“For they all made us afraid, saying, Their hands shall be weakened from the work, that it be not done. Now therefore, O God, strengthen my hands.” – Nehemiah 6:9
“So the wall was finished in the twenty and fifth day of the month Elul, in fifty and two days. And it came to pass, that when all our enemies heard thereof, and all the heathen that were about us saw these things, they were much cast down in their own eyes: for they perceived that this work was wrought of our God.” – Nehemiah 6:15-16
“Be of good courage, and he shall strengthen your heart, all ye that hope in the Lord.” – Psalm 31:24
Richard is an over-sized rubber chicken. My dear sister won him at a carnival game, named him “Richard”, and then lovingly bestowed him on my seven-year old, Joey. Of course, Joey was elated, and my sister gave me the kind of playful smirk that told me she knew just how thrilled I was to have Richard on board. Awkwardly long and just plain ugly, Richard is the cherry on top of the endless pile of clutter that is Joey’s room. And Joey has developed such an affection for him, that Richard will occasionally clutter other rooms, the backseat of my car, and the kitchen table as well.
My sister is loving every minute of it, and I’ve resigned myself to the fact that Richard isn’t going away anytime soon.
In Nehemiah 4, Jerusalem’s newly-appointed governor is facing violent opposition, and it isn’t going away anytime soon. After a divine appointment with the King of Persia (Nehemiah 2), Nehemiah has returned to the broken-down city of Jerusalem with God-given timber, title, and tenacity. His first mission: to rebuild the wall surrounding Jerusalem. It is a matter of national pride and, more urgently, national security (Nehemiah 2:10, 18-20).
But of course, naysayers abound.

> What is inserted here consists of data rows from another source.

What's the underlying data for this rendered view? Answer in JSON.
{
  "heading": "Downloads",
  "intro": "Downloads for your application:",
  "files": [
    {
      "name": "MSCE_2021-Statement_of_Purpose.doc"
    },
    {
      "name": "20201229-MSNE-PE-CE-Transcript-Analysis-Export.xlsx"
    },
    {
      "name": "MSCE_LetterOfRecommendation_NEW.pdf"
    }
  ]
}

The Samaritan governor, Sanballat, and his Ammonite henchman, Tobiah, enjoy seeing Jerusalem vulnerable, defenseless, and beaten down, and they intend to keep it that way (Nehemiah 4:1-3). While Nehemiah sets to work, they try to set him up – over and over again. They rally the Jews’ enemies on every side, threatening to attack the builders (Verses 7-8). They use the Jewish nobles (who they had in their back pocket) to try to destroy the work from the inside (Nehemiah 3:5, 6:17-18). And when the wall nears completion, they attempt to lure Nehemiah away to an ambush point on the outskirts of the city. They even threaten to write slanderous letters to the King of Persia, naming Nehemiah as a traitor (Nehemiah 6:1-8).

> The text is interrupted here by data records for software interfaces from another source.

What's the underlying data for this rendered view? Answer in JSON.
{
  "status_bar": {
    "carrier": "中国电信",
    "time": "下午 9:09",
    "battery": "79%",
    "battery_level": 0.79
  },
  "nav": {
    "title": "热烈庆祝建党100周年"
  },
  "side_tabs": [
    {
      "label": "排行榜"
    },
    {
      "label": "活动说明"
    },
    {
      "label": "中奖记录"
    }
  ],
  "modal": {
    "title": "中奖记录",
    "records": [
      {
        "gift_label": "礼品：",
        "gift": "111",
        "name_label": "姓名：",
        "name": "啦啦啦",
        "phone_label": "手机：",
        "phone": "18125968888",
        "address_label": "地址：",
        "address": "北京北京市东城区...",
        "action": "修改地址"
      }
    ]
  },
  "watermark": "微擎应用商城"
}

Despite their constant bullying, Nehemiah will not be moved (Psalm 18:29, 27, 40:2, 55:22, 121:3). He is standing on God’s promises (I Thessalonians 5:24). God had already turned a king’s heart in his favor (Nehemiah 2, Proverbs 21:1), provided all the materials needed to repair the walls, and protected him all the way from Shushan to Jerusalem. These hope-wreckers never get a foot in the door with Nehemiah, and within 52 days, there’s nothing left to do but install the gates. The wall is completely rebuilt (Nehemiah 6:15-16).

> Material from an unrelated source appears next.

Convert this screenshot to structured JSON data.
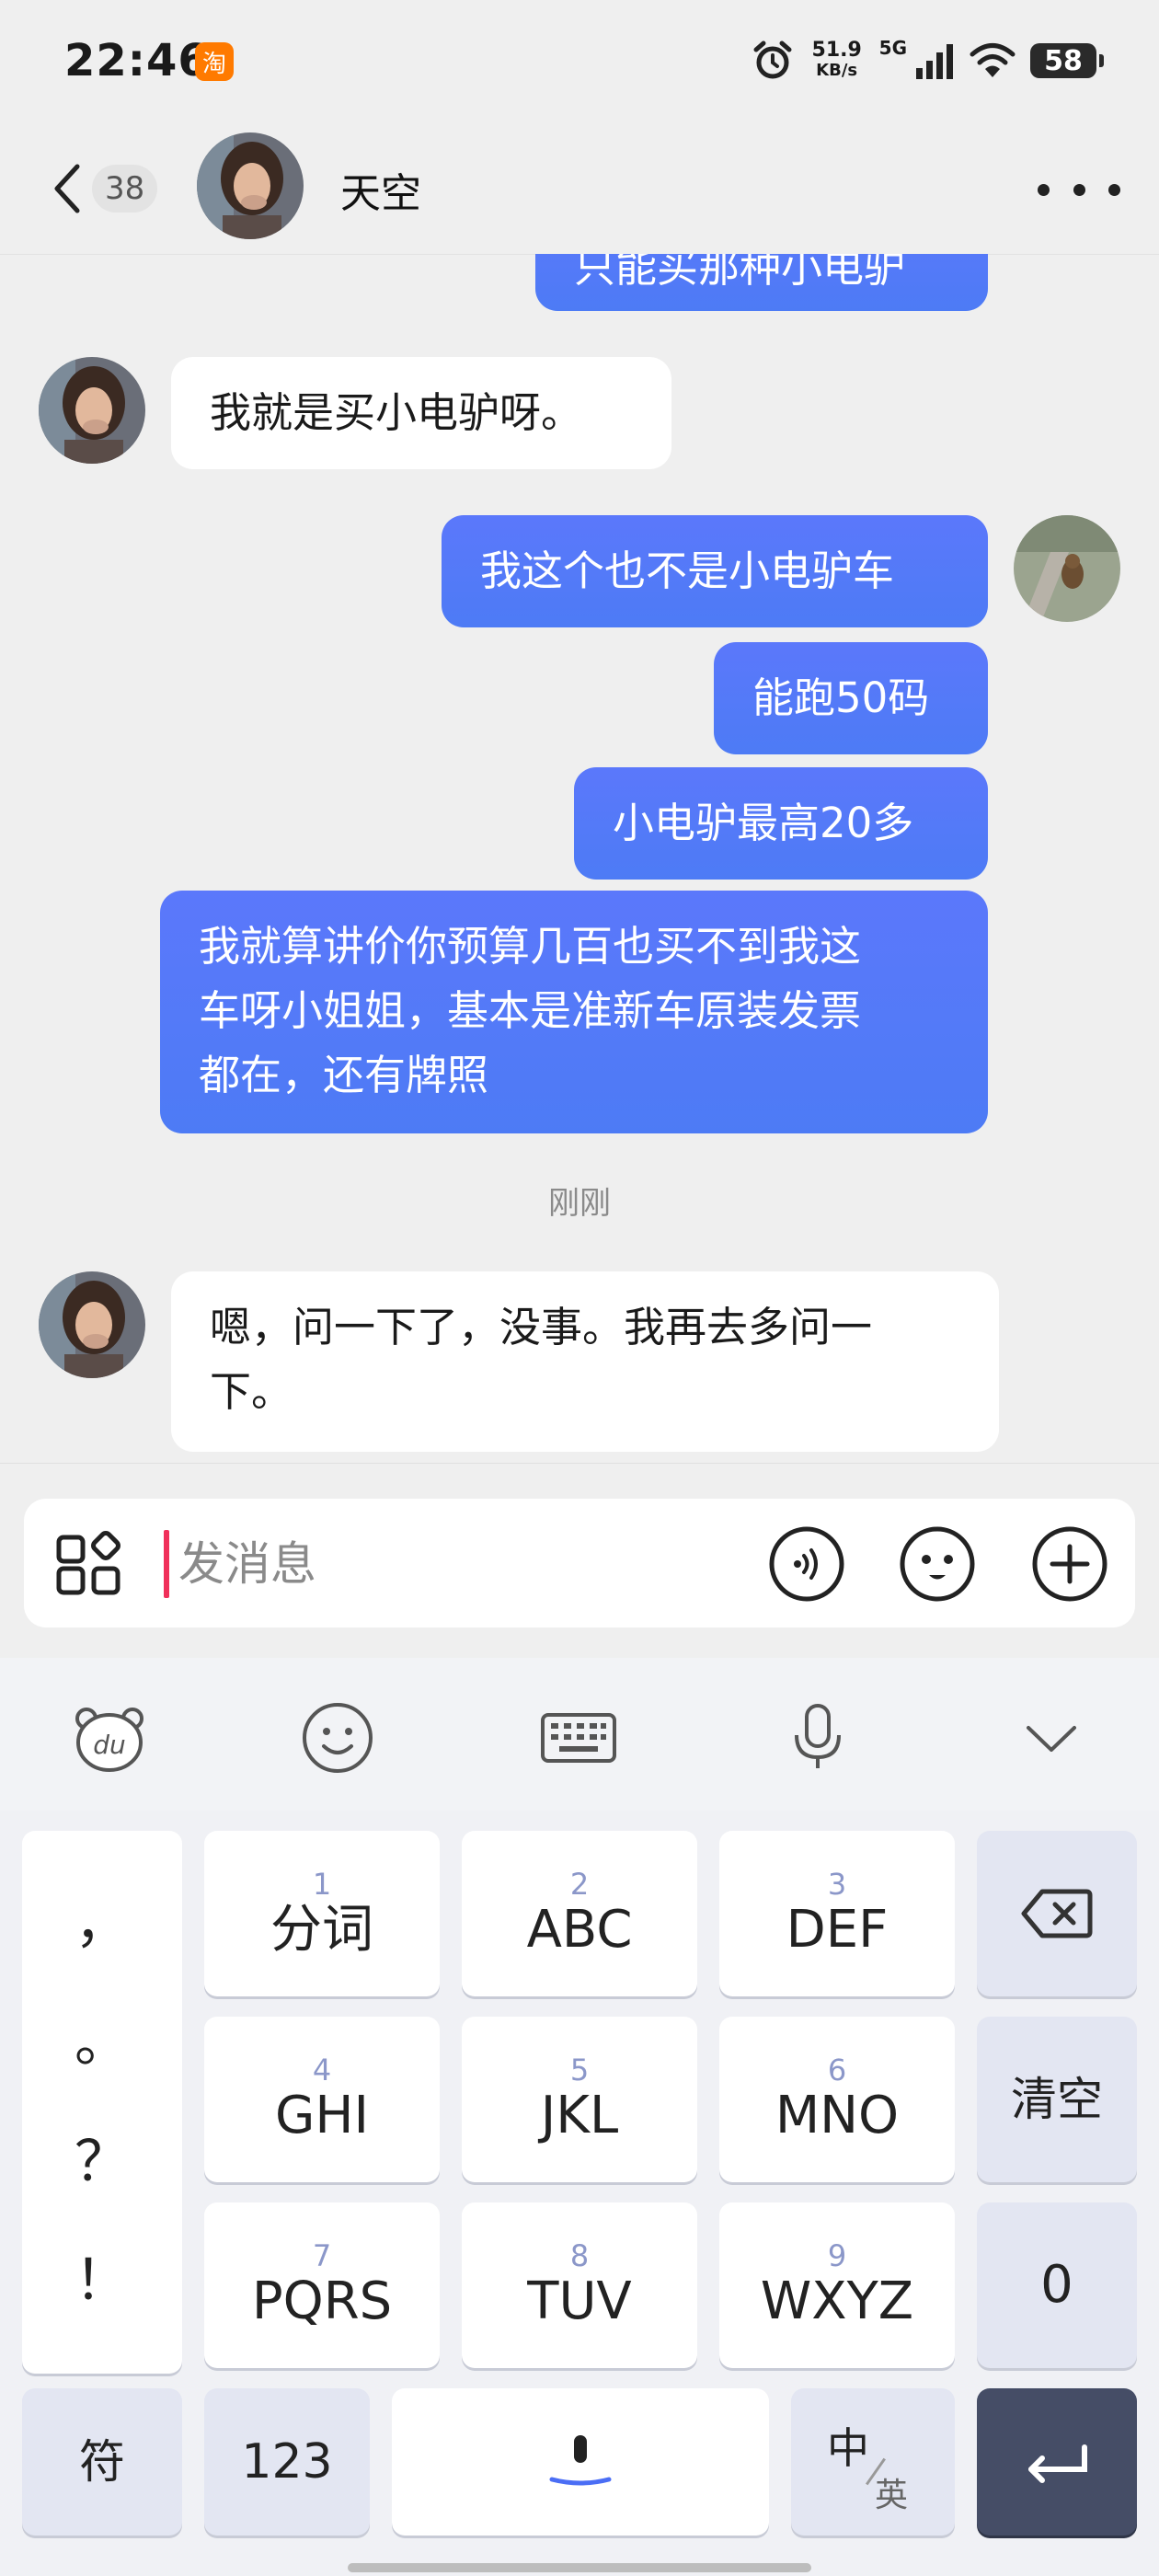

Although Nehemiah seemed outnumbered and the assault was constant, Nehemiah wielded the weapon of prayer to fend off those would-be hope-wreckers. He had prayed his way into this, and he would pray his way through it. As a result, Nehemiah displayed the kind of godly discernment that is only cultivated in a proactive prayer life (Psalm 116:1, Jeremiah 29:11-13, James 1:5, 5:16b). After months of prayer, he knew exactly how and when to petition the king. In Jerusalem, he turned words of fear and discouragement into intelligence and armed the builders (Nehemiah 4:12-13). And when Sanballat and Tobiah repeatedly requested a meeting with him, he knew better than to leave the wall for a face-to-face with these two hope-wreckers (Nehemiah 6:2, 12).
All too aware of the danger all around them, Nehemiah and the builders each worked with a sword at their side (Nehemiah 4:18). And if your hope is under constant attack, I would encourage you to do the same. When hope-wreckers come calling, when they try to beat you down where you stand with words of discouragement, when they try to lure you away from all that God has commanded you to build, when doubt and fear harass you night and day, keep building with your Sword (the Word of God) at your side (Psalm 119:81,114-116,147, 130:5, Joshua 1:8-9).
Stand on the promises. Fight the good fight of faith. And build your house on the Rock. Our God is awesome and able and faithful. Build your hope on nothing less.
If you are waiting on God and praying His promises for your situation, keep going! Don’t let anyone distract you, discourage you, or derail you. God is faithful. Hold on to your hope.